Segment Start: The input
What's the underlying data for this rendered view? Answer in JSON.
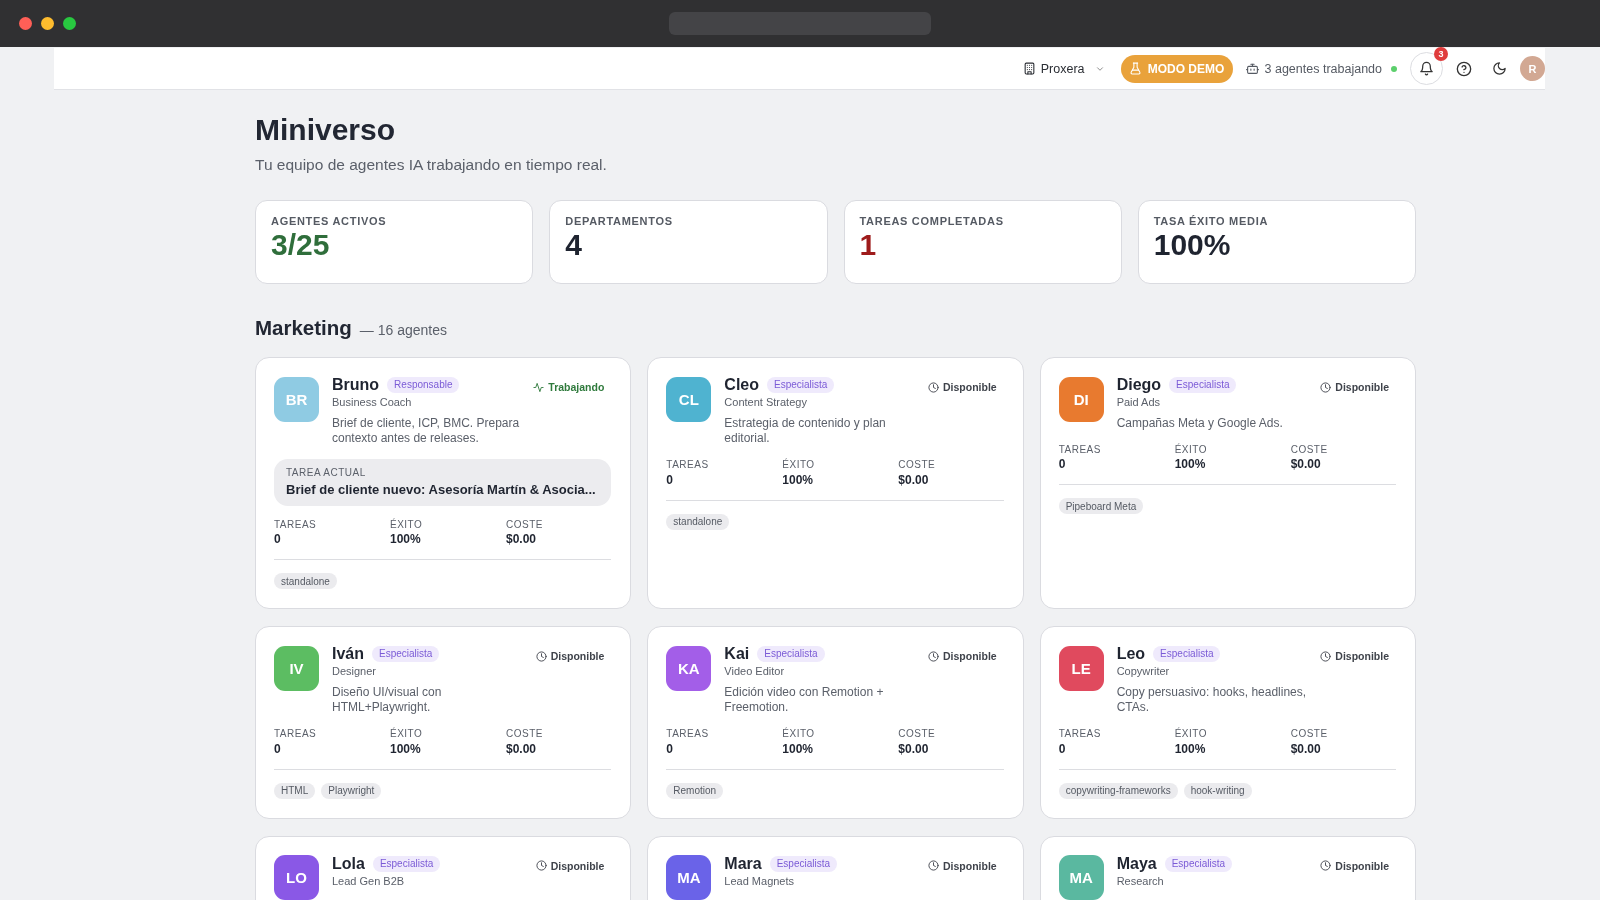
{
  "header": {
    "workspace": {
      "label": "Proxera"
    },
    "demo_button": {
      "label": "MODO DEMO"
    },
    "agents_status": {
      "label": "3 agentes trabajando",
      "live": true
    },
    "notifications": {
      "count": "3"
    },
    "user_avatar": {
      "initial": "R"
    }
  },
  "page": {
    "title": "Miniverso",
    "subtitle": "Tu equipo de agentes IA trabajando en tiempo real."
  },
  "stats": [
    {
      "label": "AGENTES ACTIVOS",
      "value": "3/25",
      "color": "#2f6e3b"
    },
    {
      "label": "DEPARTAMENTOS",
      "value": "4",
      "color": "#1f2430"
    },
    {
      "label": "TAREAS COMPLETADAS",
      "value": "1",
      "color": "#9e1b1b"
    },
    {
      "label": "TASA ÉXITO MEDIA",
      "value": "100%",
      "color": "#1f2430"
    }
  ],
  "section": {
    "title": "Marketing",
    "count": "— 16 agentes"
  },
  "agents": [
    {
      "initials": "BR",
      "color": "#8fcbe3",
      "name": "Bruno",
      "badge": "Responsable",
      "role": "Business Coach",
      "description": "Brief de cliente, ICP, BMC. Prepara contexto antes de releases.",
      "status": {
        "kind": "working",
        "label": "Trabajando"
      },
      "current_task": {
        "label": "TAREA ACTUAL",
        "text": "Brief de cliente nuevo: Asesoría Martín & Asocia..."
      },
      "metrics": [
        {
          "label": "TAREAS",
          "value": "0"
        },
        {
          "label": "ÉXITO",
          "value": "100%"
        },
        {
          "label": "COSTE",
          "value": "$0.00"
        }
      ],
      "tags": [
        "standalone"
      ]
    },
    {
      "initials": "CL",
      "color": "#4fb3d0",
      "name": "Cleo",
      "badge": "Especialista",
      "role": "Content Strategy",
      "description": "Estrategia de contenido y plan editorial.",
      "status": {
        "kind": "available",
        "label": "Disponible"
      },
      "metrics": [
        {
          "label": "TAREAS",
          "value": "0"
        },
        {
          "label": "ÉXITO",
          "value": "100%"
        },
        {
          "label": "COSTE",
          "value": "$0.00"
        }
      ],
      "tags": [
        "standalone"
      ]
    },
    {
      "initials": "DI",
      "color": "#e87a2f",
      "name": "Diego",
      "badge": "Especialista",
      "role": "Paid Ads",
      "description": "Campañas Meta y Google Ads.",
      "status": {
        "kind": "available",
        "label": "Disponible"
      },
      "metrics": [
        {
          "label": "TAREAS",
          "value": "0"
        },
        {
          "label": "ÉXITO",
          "value": "100%"
        },
        {
          "label": "COSTE",
          "value": "$0.00"
        }
      ],
      "tags": [
        "Pipeboard Meta"
      ]
    },
    {
      "initials": "IV",
      "color": "#5cbd62",
      "name": "Iván",
      "badge": "Especialista",
      "role": "Designer",
      "description": "Diseño UI/visual con HTML+Playwright.",
      "status": {
        "kind": "available",
        "label": "Disponible"
      },
      "metrics": [
        {
          "label": "TAREAS",
          "value": "0"
        },
        {
          "label": "ÉXITO",
          "value": "100%"
        },
        {
          "label": "COSTE",
          "value": "$0.00"
        }
      ],
      "tags": [
        "HTML",
        "Playwright"
      ]
    },
    {
      "initials": "KA",
      "color": "#a35ee8",
      "name": "Kai",
      "badge": "Especialista",
      "role": "Video Editor",
      "description": "Edición video con Remotion + Freemotion.",
      "status": {
        "kind": "available",
        "label": "Disponible"
      },
      "metrics": [
        {
          "label": "TAREAS",
          "value": "0"
        },
        {
          "label": "ÉXITO",
          "value": "100%"
        },
        {
          "label": "COSTE",
          "value": "$0.00"
        }
      ],
      "tags": [
        "Remotion"
      ]
    },
    {
      "initials": "LE",
      "color": "#e04a5e",
      "name": "Leo",
      "badge": "Especialista",
      "role": "Copywriter",
      "description": "Copy persuasivo: hooks, headlines, CTAs.",
      "status": {
        "kind": "available",
        "label": "Disponible"
      },
      "metrics": [
        {
          "label": "TAREAS",
          "value": "0"
        },
        {
          "label": "ÉXITO",
          "value": "100%"
        },
        {
          "label": "COSTE",
          "value": "$0.00"
        }
      ],
      "tags": [
        "copywriting-frameworks",
        "hook-writing"
      ]
    },
    {
      "initials": "LO",
      "color": "#8a58e6",
      "name": "Lola",
      "badge": "Especialista",
      "role": "Lead Gen B2B",
      "status": {
        "kind": "available",
        "label": "Disponible"
      }
    },
    {
      "initials": "MA",
      "color": "#6a63e8",
      "name": "Mara",
      "badge": "Especialista",
      "role": "Lead Magnets",
      "status": {
        "kind": "available",
        "label": "Disponible"
      }
    },
    {
      "initials": "MA",
      "color": "#5ab8a0",
      "name": "Maya",
      "badge": "Especialista",
      "role": "Research",
      "status": {
        "kind": "available",
        "label": "Disponible"
      }
    }
  ]
}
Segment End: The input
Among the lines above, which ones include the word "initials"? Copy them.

      "initials": "BR",
      "initials": "CL",
      "initials": "DI",
      "initials": "IV",
      "initials": "KA",
      "initials": "LE",
      "initials": "LO",
      "initials": "MA",
      "initials": "MA",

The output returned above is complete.